**Task item:** What is the number of lines in the listing that contain "鹿児島中央駅"? Give that number only.

--- Records shown ---

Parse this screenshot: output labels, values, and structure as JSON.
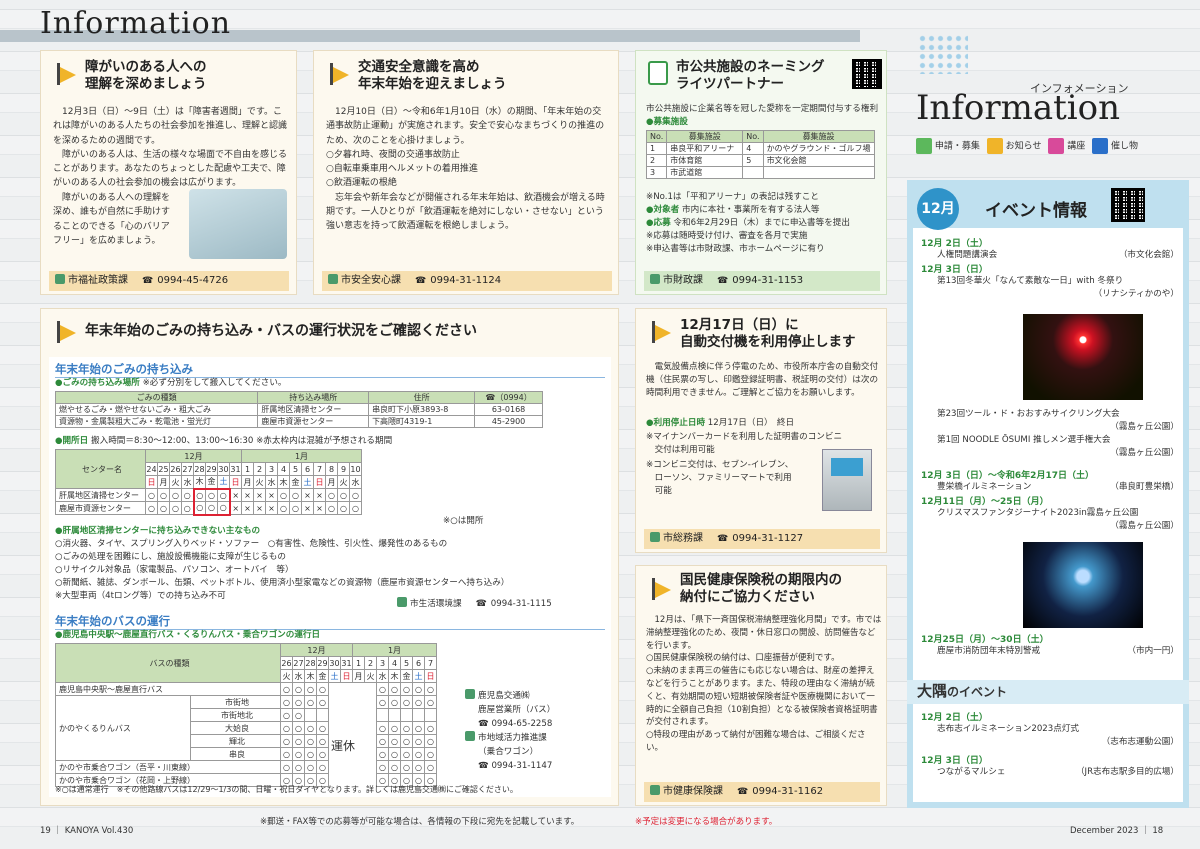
{
  "header": {
    "title": "Information"
  },
  "c1": {
    "title_1": "障がいのある人への",
    "title_2": "理解を深めましょう",
    "body": "　12月3日（日）～9日（土）は「障害者週間」です。これは障がいのある人たちの社会参加を推進し、理解と認識を深めるための週間です。\n　障がいのある人は、生活の様々な場面で不自由を感じることがあります。あなたのちょっとした配慮や工夫で、障がいのある人の社会参加の機会は広がります。",
    "body2": "　障がいのある人への理解を\n深め、誰もが自然に手助けす\nることのできる「心のバリア\nフリー」を広めましょう。",
    "dept": "市福祉政策課",
    "tel": "0994-45-4726"
  },
  "c2": {
    "title_1": "交通安全意識を高め",
    "title_2": "年末年始を迎えましょう",
    "body": "　12月10日（日）～令和6年1月10日（水）の期間、「年末年始の交通事故防止運動」が実施されます。安全で安心なまちづくりの推進のため、次のことを心掛けましょう。\n○夕暮れ時、夜間の交通事故防止\n○自転車乗車用ヘルメットの着用推進\n○飲酒運転の根絶\n　忘年会や新年会などが開催される年末年始は、飲酒機会が増える時期です。一人ひとりが「飲酒運転を絶対にしない・させない」という強い意志を持って飲酒運転を根絶しましょう。",
    "dept": "市安全安心課",
    "tel": "0994-31-1124"
  },
  "c3": {
    "title_1": "市公共施設のネーミング",
    "title_2": "ライツパートナー",
    "intro": "市公共施設に企業名等を冠した愛称を一定期間付与する権利",
    "recruit": "●募集施設",
    "table_head": [
      "No.",
      "募集施設",
      "No.",
      "募集施設"
    ],
    "rows": [
      [
        "1",
        "串良平和アリーナ",
        "4",
        "かのやグラウンド・ゴルフ場"
      ],
      [
        "2",
        "市体育館",
        "5",
        "市文化会館"
      ],
      [
        "3",
        "市武道館",
        "",
        ""
      ]
    ],
    "note1": "※No.1は「平和アリーナ」の表記は残すこと",
    "target_l": "●対象者",
    "target": "市内に本社・事業所を有する法人等",
    "apply_l": "●応募",
    "apply": "令和6年2月29日（木）までに申込書等を提出",
    "note2": "※応募は随時受け付け、審査を各月で実施",
    "note3": "※申込書等は市財政課、市ホームページに有り",
    "dept": "市財政課",
    "tel": "0994-31-1153"
  },
  "c4": {
    "title": "年末年始のごみの持ち込み・バスの運行状況をご確認ください",
    "s1": "年末年始のごみの持ち込み",
    "place_l": "●ごみの持ち込み場所",
    "place_note": "※必ず分別をして搬入してください。",
    "place_head": [
      "ごみの種類",
      "持ち込み場所",
      "住所",
      "☎（0994）"
    ],
    "place_rows": [
      [
        "燃やせるごみ・燃やせないごみ・粗大ごみ",
        "肝属地区清掃センター",
        "串良町下小原3893-8",
        "63-0168"
      ],
      [
        "資源物・金属製粗大ごみ・乾電池・蛍光灯",
        "鹿屋市資源センター",
        "下高隈町4319-1",
        "45-2900"
      ]
    ],
    "open_l": "●開所日",
    "open": "搬入時間＝8:30～12:00、13:00～16:30",
    "open_note": "※赤太枠内は混雑が予想される期間",
    "m12": "12月",
    "m1": "1月",
    "center_l": "センター名",
    "days": [
      "24",
      "25",
      "26",
      "27",
      "28",
      "29",
      "30",
      "31",
      "1",
      "2",
      "3",
      "4",
      "5",
      "6",
      "7",
      "8",
      "9",
      "10"
    ],
    "wd": [
      "日",
      "月",
      "火",
      "水",
      "木",
      "金",
      "土",
      "日",
      "月",
      "火",
      "水",
      "木",
      "金",
      "土",
      "日",
      "月",
      "火",
      "水"
    ],
    "g1_name": "肝属地区清掃センター",
    "g1": [
      "○",
      "○",
      "○",
      "○",
      "○",
      "○",
      "○",
      "×",
      "×",
      "×",
      "×",
      "○",
      "○",
      "×",
      "×",
      "○",
      "○",
      "○"
    ],
    "g2_name": "鹿屋市資源センター",
    "g2": [
      "○",
      "○",
      "○",
      "○",
      "○",
      "○",
      "○",
      "×",
      "×",
      "×",
      "×",
      "○",
      "○",
      "×",
      "×",
      "○",
      "○",
      "○"
    ],
    "open_mark": "※○は開所",
    "ng_l": "●肝属地区清掃センターに持ち込みできない主なもの",
    "ng": [
      "○消火器、タイヤ、スプリング入りベッド・ソファー　○有害性、危険性、引火性、爆発性のあるもの",
      "○ごみの処理を困難にし、施設設備機能に支障が生じるもの",
      "○リサイクル対象品（家電製品、パソコン、オートバイ　等）",
      "○新聞紙、雑誌、ダンボール、缶類、ペットボトル、使用済小型家電などの資源物（鹿屋市資源センターへ持ち込み）",
      "※大型車両（4tロング等）での持ち込み不可"
    ],
    "dept1": "市生活環境課",
    "tel1": "0994-31-1115",
    "s2": "年末年始のバスの運行",
    "bus_l": "●鹿児島中央駅～鹿屋直行バス・くるりんバス・乗合ワゴンの運行日",
    "bus_head": "バスの種類",
    "bus_m12": "12月",
    "bus_m1": "1月",
    "bus_days": [
      "26",
      "27",
      "28",
      "29",
      "30",
      "31",
      "1",
      "2",
      "3",
      "4",
      "5",
      "6",
      "7"
    ],
    "bus_wd": [
      "火",
      "水",
      "木",
      "金",
      "土",
      "日",
      "月",
      "火",
      "水",
      "木",
      "金",
      "土",
      "日"
    ],
    "bus_rows": [
      "鹿児島中央駅～鹿屋直行バス",
      "かのやくるりんバス",
      "かのや市乗合ワゴン（吾平・川東線）",
      "かのや市乗合ワゴン（花岡・上野線）"
    ],
    "kururin": [
      "市街地",
      "市街地北",
      "大姶良",
      "輝北",
      "串良"
    ],
    "closed": "運休",
    "bus_foot": "※○は通常運行　※その他路線バスは12/29～1/3の間、日曜・祝日ダイヤとなります。詳しくは鹿児島交通㈱にご確認ください。",
    "kagoshima": "鹿児島交通㈱",
    "kagoshima2": "鹿屋営業所（バス）",
    "tel2": "0994-65-2258",
    "chiiki": "市地域活力推進課",
    "chiiki2": "（乗合ワゴン）",
    "tel3": "0994-31-1147"
  },
  "c5": {
    "title_1": "12月17日（日）に",
    "title_2": "自動交付機を利用停止します",
    "body": "　電気設備点検に伴う停電のため、市役所本庁舎の自動交付機（住民票の写し、印鑑登録証明書、税証明の交付）は次の時間利用できません。ご理解とご協力をお願いします。",
    "stop_l": "●利用停止日時",
    "stop": "12月17日（日）　終日",
    "n1": "※マイナンバーカードを利用した証明書のコンビニ\n　交付は利用可能",
    "n2": "※コンビニ交付は、セブン-イレブン、\n　ローソン、ファミリーマートで利用\n　可能",
    "dept": "市総務課",
    "tel": "0994-31-1127"
  },
  "c6": {
    "title_1": "国民健康保険税の期限内の",
    "title_2": "納付にご協力ください",
    "body": "　12月は、「県下一斉国保税滞納整理強化月間」です。市では滞納整理強化のため、夜間・休日窓口の開設、訪問催告などを行います。\n○国民健康保険税の納付は、口座振替が便利です。\n○未納のまま再三の催告にも応じない場合は、財産の差押えなどを行うことがあります。また、特段の理由なく滞納が続くと、有効期間の短い短期被保険者証や医療機関において一時的に全額自己負担（10割負担）となる被保険者資格証明書が交付されます。\n○特段の理由があって納付が困難な場合は、ご相談ください。",
    "dept": "市健康保険課",
    "tel": "0994-31-1162"
  },
  "right": {
    "kana": "インフォメーション",
    "logo": "Information",
    "legend": [
      "申請・募集",
      "お知らせ",
      "講座",
      "催し物"
    ],
    "month": "12月",
    "evt_title": "イベント情報",
    "events": [
      {
        "d": "12月 2日（土）",
        "items": [
          [
            "人権問題講演会",
            "（市文化会館）"
          ]
        ]
      },
      {
        "d": "12月 3日（日）",
        "items": [
          [
            "第13回冬華火「なんて素敵な一日」with 冬祭り",
            ""
          ],
          [
            "",
            "（リナシティかのや）"
          ]
        ]
      }
    ],
    "events2": [
      [
        "第23回ツール・ド・おおすみサイクリング大会",
        ""
      ],
      [
        "",
        "（霧島ヶ丘公園）"
      ],
      [
        "第1回 NOODLE ŌSUMI 推しメン選手権大会",
        ""
      ],
      [
        "",
        "（霧島ヶ丘公園）"
      ]
    ],
    "d3": "12月 3日（日）～令和6年2月17日（土）",
    "e3": [
      "豊栄橋イルミネーション",
      "（串良町豊栄橋）"
    ],
    "d4": "12月11日（月）～25日（月）",
    "e4": [
      "クリスマスファンタジーナイト2023in霧島ヶ丘公園",
      "（霧島ヶ丘公園）"
    ],
    "d5": "12月25日（月）～30日（土）",
    "e5": [
      "鹿屋市消防団年末特別警戒",
      "（市内一円）"
    ],
    "osumi": "大隅",
    "osumi2": "のイベント",
    "d6": "12月 2日（土）",
    "e6": [
      "志布志イルミネーション2023点灯式",
      "（志布志運動公園）"
    ],
    "d7": "12月 3日（日）",
    "e7": [
      "つながるマルシェ",
      "（JR志布志駅多目的広場）"
    ]
  },
  "footer": {
    "left": "19 ｜ KANOYA Vol.430",
    "center": "※郵送・FAX等での応募等が可能な場合は、各情報の下段に宛先を記載しています。",
    "change": "※予定は変更になる場合があります。",
    "right": "December 2023 ｜ 18"
  }
}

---

**Solution to the exercise:** 2